Nigeria to receive big boost in energy investment in 2018

by | February 14, 2018 12:19 am



AO2 LAW has released the maiden edition of its 2018 Energy outlook for the Nigerian power, oil and gas industry.

The report which reviewed and gave key insights into happenings in the industry for year 2017 also provided investment and policy forecasts in 2018.

The 2018 energy outlook predicts the rise in energy investment. It also predicted that the divestment of IOCs will create great opportunities for indigenous oil companies and advised the government on the need for policy stability especially in the power sector.

According to Oyeyemi Oke, Practice Partner, Energy, AO2 LAW, “close to 80 percent of Nigeria’s energy supply could be met if backed by enabling strategies and policies. He explained that from the research for the report, different policies and reforms in the energy sector led to the breakthrough in 2017 and has created the fertile ground for the expectations of 2018.”
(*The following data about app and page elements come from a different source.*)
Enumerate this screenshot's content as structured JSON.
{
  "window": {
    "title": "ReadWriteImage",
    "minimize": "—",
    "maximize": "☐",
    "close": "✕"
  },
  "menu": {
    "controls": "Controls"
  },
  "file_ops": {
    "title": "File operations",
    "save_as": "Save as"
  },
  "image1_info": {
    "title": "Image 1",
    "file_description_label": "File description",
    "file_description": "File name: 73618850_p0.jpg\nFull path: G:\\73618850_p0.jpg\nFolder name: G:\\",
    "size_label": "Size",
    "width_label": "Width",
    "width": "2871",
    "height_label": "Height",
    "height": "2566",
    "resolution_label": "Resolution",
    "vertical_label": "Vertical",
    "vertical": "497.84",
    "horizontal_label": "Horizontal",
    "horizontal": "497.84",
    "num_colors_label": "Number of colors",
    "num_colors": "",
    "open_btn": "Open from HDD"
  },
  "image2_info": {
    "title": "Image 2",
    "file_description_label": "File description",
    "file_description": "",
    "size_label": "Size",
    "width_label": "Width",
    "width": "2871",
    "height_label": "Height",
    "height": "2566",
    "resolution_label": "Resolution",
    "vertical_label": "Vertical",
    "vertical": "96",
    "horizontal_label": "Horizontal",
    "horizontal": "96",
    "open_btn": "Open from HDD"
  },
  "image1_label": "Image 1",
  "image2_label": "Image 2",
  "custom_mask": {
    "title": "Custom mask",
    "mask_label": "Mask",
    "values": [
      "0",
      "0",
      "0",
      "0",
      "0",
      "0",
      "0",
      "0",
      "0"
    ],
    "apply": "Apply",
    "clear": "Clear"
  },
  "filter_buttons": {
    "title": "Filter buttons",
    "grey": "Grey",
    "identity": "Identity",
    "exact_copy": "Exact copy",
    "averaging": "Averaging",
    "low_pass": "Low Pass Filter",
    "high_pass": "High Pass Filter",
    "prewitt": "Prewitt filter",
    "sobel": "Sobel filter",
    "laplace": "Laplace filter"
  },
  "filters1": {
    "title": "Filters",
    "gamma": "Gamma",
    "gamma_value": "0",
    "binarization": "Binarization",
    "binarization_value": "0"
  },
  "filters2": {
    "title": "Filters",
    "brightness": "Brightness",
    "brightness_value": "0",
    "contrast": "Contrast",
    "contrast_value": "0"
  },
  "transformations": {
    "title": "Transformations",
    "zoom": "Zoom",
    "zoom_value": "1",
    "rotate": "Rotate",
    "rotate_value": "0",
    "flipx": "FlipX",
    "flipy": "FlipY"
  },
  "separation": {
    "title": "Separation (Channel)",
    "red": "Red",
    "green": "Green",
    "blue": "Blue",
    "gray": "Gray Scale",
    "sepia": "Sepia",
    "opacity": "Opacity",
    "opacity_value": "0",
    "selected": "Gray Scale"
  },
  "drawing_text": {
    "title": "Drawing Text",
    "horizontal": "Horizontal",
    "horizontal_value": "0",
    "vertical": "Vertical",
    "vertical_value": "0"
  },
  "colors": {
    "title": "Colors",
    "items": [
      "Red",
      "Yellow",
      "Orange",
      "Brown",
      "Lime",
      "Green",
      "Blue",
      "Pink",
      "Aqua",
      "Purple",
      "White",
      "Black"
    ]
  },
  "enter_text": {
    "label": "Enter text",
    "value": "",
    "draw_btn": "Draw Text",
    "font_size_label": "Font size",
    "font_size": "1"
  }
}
The report enumerated a number of key policies that shaped the sectors in 2017. One of them was the release of the “7 Big Wins”, a policy document which highlights the government’s short and medium-term priorities to grow Nigeria’s oil and gas industry between 2015 and 2019. It also analyzed briefly the importance of the Petroleum Industry Governance Bill and its strategic importance.
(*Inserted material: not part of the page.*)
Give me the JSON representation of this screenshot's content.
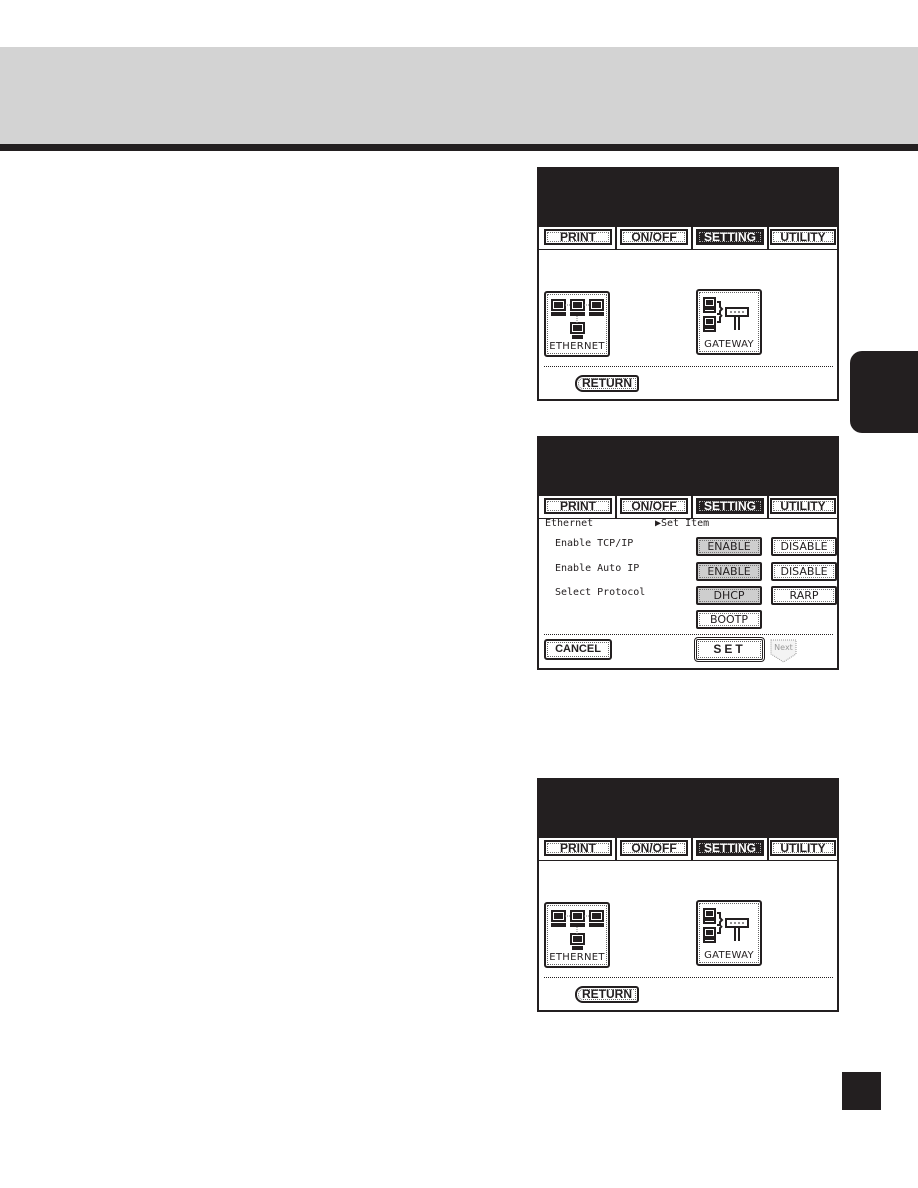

Oyeyemi further stressed the importance of finding lasting solutions to the liquidity challenges in the power sector, one which already led to the introduction of the Power Sector Recovery Programme in Q2 of 2017. He said “The PRSP is a policy document on operational, governance and financial interventions to be implemented by the Federal Government of Nigeria over the next five years to restore the financial viability of Nigeria’s power sector, improve transparency and service delivery and “reset” the NESI for future growth”.
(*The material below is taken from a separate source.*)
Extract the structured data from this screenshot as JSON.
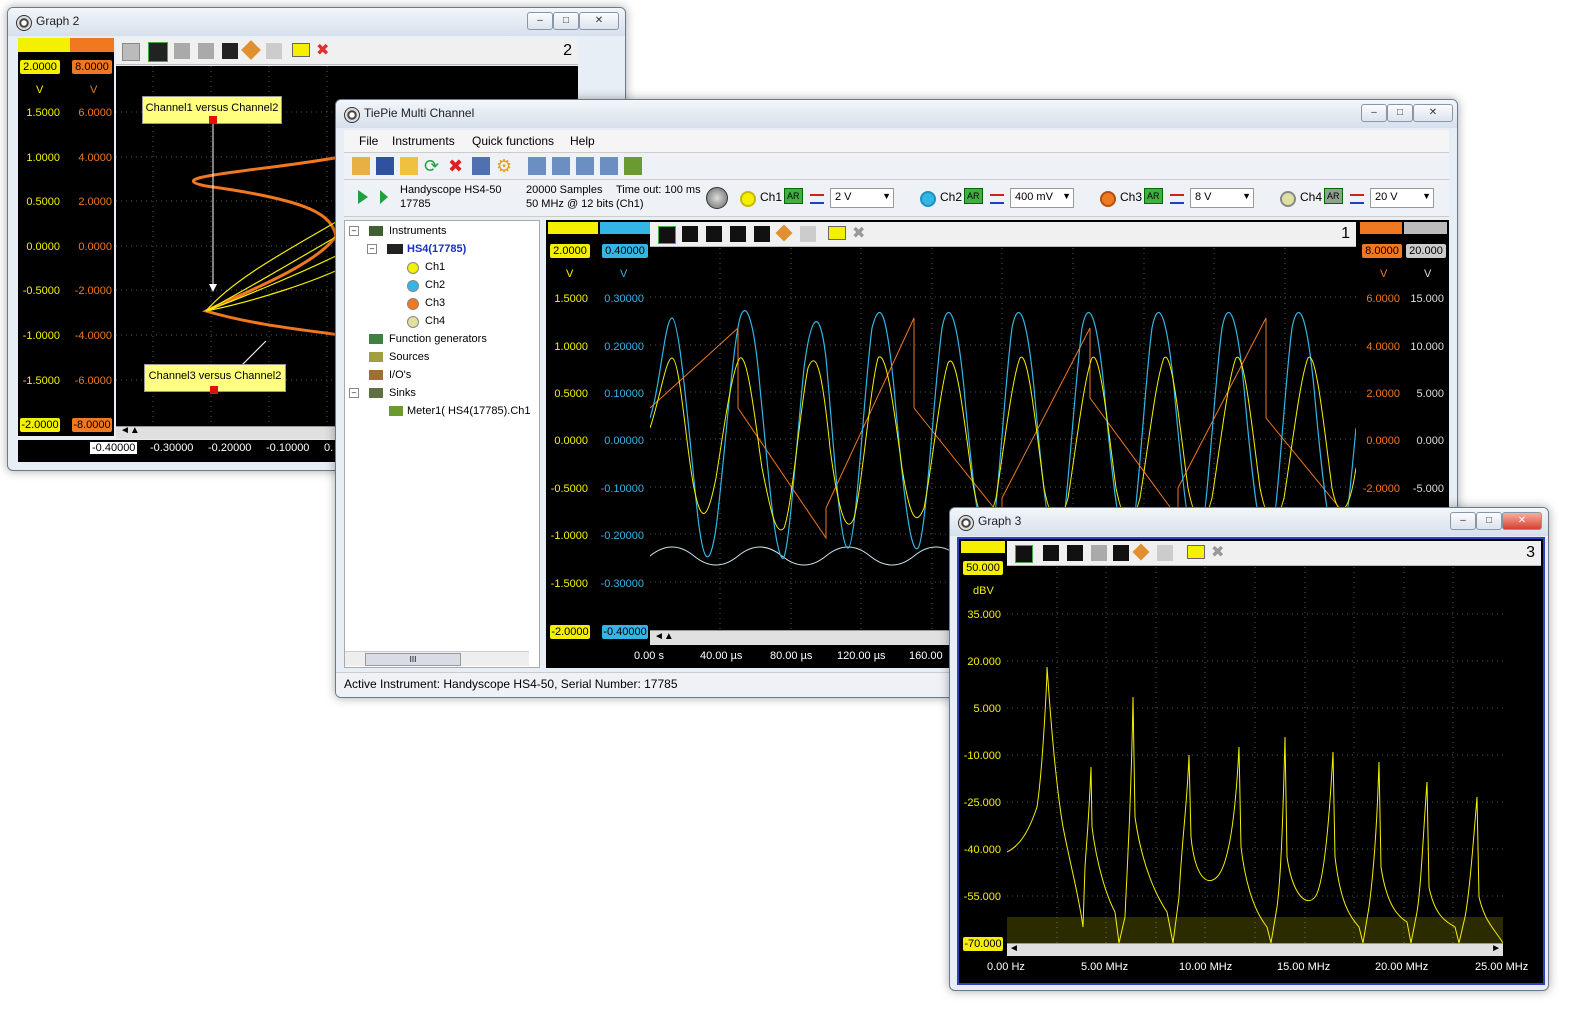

The report also addressed the key expectations for the energy sector in 2018 and gives strong prospects for growth in anticipation of renegotiation of product sharing contracts (PSCs), more alternative funding arrangements, increase in private investments and other expected policy implementation in both power and oil and gas.

HOPE MOSES-ASHIKE